* Euro STOXX 50 up 0.7 pct, FTSEurofirst 300 up 0.2 pct * Strong Ifo survey boosts growth expectations * Germany's DAX hits 5-year high * Euro zone banks rally on ECB loan repayment plans * Nokia down 5.4 pct on cash concerns By Francesco Canepa LONDON, Jan 25 (Reuters) - European shares rallied on Friday as strong economic data out of Germany boosted expectations Europe's largest economy can help drag the region out of crisis. A surprisingly strong Ifo business climate index for January built on a run of solid German data, including the purchasing manager index on Thursday. It helped Frankfurt's Dax index rise 1.1 percent to a five-year high while, by 1204 GMT, the euro zone's Euro STOXX 50 index stood up 0.7 percent at 2,740.93. The Euro STOXX 50 has risen 27.7 percent since late July, boosted by a pledge by the European Central Bank to help the region's weaker economies, outpacing a 12.3 percent rise for the U.S S&P 500 index. "The strong momentum in euro zone activity is supportive of further (equity market) outperformance of Europe versus the U.S.," said Emmanuel Cau, a strategist at JPMorgan, while adding he thought the bulk of the rally in Europe was over. In a further signal of growing appetite for European equities, the Euro STOXX 50 Volatility Index, the region's widely-used measure of investor risk aversion, hit a near six-year low on Friday. Charts on the Euro STOXX 50 confirmed a bullish short-term outlook as long as the index remained above 2,692 - a low hit on Thursday that also roughly corresponded to the index's rising 20-day simple moving average. "As long as 2,692 is support, a test of the resistance level at 2,790 remains the most likely scenario," Nicolas Suiffet, a an analyst at Paris-based Trading Central said, setting his target at the 'neckline' of a chartist pattern known as a double top, validated in May 2011. "Alternatively, a break below 2,692 would not invalidate the short-term bullish trend but would open the way to a correction move towards 2,600 (a recent strong resistance) and 2,546 (the low end of a gap opened in November." CONSOLIDATION JPMorgan's Cau argued the bulk of the European rally was over, with the pan-European MSCI Europe index trading at 11.8 times its earnings for the next 12 months, only 2 percent away from its median of the last 10 years. Earnings momentum remained negative and U.S. data started to disappoint, as shown by the Citigroup U.S. Economic Surprise indicator turning negative this week. "On most occasions when (the indicator) turned negative, cyclical (stocks) underperformed defensives over the following few months," Cau said. He still saw value in financial shares, which benefit from the financial stability brought by ECB's pledge, and said there was scope for a further 10 percent rally in European banks if their share prices matched the recent fall in their bond yields and other debt instruments. The positive effect of the ECB's moves were visible on Friday as euro zone banks said they will repay 137 billion euros worth of cheap ECB loans next week, opting to hand back the money early in a sign at least parts of the financial system are returning to health. The figure was higher than expected and helped the Euro STOXX banking index extend gains to around 1 percent. The FTSEurofirst 300 index of pan-European shares was up 0.2 percent at 1,173.53 points, having trimmed gains after data showed a bigger than expected contraction in the British economy. Curbing gains on the index was Finnish handset maker Nokia , which fell sharply for the second day in a row, with traders citing the impact of a UBS price target cut on the stock and ongoing concerns over Nokia's cash position. Also weighing on the handset maker are outlook comments from market leader Samsung Electronics, which said it expects the global smartphone market to shrink in the first quarter from the seasonally strong fourth quarter.

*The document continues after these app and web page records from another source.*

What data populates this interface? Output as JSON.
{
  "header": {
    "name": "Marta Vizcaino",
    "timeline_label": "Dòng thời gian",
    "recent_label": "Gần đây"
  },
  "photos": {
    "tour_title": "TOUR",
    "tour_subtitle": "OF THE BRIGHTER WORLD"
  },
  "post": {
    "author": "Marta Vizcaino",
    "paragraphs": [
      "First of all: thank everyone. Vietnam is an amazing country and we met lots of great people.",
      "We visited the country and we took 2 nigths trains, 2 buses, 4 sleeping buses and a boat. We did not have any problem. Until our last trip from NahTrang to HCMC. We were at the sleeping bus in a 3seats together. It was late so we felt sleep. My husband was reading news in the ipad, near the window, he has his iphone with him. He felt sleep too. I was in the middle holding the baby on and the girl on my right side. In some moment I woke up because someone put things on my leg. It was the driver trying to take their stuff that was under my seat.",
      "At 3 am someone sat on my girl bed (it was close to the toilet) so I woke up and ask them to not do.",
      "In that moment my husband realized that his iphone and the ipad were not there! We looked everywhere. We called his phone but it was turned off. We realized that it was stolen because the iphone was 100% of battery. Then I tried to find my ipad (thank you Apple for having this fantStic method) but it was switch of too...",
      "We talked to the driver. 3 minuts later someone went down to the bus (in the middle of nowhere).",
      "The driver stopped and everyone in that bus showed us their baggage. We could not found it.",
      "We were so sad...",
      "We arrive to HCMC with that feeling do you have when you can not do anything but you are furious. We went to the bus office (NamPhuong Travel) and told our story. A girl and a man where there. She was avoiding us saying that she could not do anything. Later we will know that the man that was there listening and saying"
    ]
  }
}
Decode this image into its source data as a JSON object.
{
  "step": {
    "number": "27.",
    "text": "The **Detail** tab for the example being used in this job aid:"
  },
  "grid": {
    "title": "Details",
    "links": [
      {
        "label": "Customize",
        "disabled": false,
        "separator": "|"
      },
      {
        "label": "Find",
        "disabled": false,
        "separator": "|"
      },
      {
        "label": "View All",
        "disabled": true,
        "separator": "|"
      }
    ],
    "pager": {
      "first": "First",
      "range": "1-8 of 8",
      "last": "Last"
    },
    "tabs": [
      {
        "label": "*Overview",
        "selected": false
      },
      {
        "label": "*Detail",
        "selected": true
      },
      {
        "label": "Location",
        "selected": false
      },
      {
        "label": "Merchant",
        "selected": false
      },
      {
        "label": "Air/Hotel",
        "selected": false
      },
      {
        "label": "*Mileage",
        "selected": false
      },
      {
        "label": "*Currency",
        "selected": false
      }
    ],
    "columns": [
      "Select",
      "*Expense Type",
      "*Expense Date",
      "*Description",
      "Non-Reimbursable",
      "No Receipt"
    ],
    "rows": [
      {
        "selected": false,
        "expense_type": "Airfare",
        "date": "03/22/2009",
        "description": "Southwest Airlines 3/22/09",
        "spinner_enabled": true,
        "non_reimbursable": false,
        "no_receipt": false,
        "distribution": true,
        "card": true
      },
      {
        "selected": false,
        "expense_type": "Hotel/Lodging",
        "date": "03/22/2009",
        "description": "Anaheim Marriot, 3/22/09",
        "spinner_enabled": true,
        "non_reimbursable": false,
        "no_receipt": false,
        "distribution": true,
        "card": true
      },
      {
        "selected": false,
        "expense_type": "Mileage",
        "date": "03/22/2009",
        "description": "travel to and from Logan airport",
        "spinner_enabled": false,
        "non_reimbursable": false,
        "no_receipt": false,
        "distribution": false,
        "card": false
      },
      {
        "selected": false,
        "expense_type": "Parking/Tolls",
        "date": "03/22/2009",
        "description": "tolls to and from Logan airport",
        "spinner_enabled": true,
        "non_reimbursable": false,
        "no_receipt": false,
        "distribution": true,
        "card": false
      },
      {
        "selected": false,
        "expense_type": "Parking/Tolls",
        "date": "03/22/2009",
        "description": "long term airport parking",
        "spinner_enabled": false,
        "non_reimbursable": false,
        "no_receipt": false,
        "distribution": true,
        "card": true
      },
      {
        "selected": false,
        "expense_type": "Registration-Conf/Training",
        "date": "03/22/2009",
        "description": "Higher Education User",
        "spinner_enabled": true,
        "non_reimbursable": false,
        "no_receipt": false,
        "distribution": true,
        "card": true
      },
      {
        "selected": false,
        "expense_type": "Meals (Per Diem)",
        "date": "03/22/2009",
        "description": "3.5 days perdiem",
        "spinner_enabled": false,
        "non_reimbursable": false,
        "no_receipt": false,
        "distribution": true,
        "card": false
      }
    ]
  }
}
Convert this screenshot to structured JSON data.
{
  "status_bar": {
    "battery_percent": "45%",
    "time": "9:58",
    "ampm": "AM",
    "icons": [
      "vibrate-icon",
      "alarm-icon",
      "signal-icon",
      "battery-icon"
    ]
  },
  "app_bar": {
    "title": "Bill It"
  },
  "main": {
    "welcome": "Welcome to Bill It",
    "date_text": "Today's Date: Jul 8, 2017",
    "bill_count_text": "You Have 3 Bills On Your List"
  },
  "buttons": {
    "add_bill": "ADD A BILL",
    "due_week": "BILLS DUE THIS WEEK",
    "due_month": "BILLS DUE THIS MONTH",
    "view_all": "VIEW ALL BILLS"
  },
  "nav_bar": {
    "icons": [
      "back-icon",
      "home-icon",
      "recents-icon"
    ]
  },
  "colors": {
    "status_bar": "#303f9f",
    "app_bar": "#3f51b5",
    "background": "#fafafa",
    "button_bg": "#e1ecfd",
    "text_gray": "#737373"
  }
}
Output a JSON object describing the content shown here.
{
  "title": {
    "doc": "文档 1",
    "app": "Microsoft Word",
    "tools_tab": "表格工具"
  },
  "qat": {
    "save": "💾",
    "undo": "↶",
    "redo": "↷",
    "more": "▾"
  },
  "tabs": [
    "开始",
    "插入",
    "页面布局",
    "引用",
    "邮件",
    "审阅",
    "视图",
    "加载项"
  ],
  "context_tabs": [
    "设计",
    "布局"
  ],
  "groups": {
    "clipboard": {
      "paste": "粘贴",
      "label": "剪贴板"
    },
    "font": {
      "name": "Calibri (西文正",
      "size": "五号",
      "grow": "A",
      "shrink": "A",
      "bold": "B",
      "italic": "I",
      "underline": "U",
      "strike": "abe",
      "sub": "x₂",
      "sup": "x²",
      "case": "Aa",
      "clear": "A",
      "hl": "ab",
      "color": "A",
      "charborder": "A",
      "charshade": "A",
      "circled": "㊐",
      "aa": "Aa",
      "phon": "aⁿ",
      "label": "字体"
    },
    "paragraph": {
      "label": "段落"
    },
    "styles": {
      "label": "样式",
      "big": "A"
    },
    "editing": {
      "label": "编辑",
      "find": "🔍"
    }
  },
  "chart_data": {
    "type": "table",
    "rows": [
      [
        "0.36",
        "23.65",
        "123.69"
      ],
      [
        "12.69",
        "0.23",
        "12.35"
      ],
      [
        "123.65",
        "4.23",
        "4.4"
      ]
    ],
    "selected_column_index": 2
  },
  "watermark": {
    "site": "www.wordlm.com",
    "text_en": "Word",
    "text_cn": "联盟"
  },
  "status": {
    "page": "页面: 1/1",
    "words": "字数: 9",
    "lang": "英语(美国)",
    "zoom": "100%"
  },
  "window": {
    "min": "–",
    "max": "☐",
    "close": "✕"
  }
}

http://www.globalpost.com/dispatch/news/thomson-reuters/130125/european-shares-rally-german-growth-hopes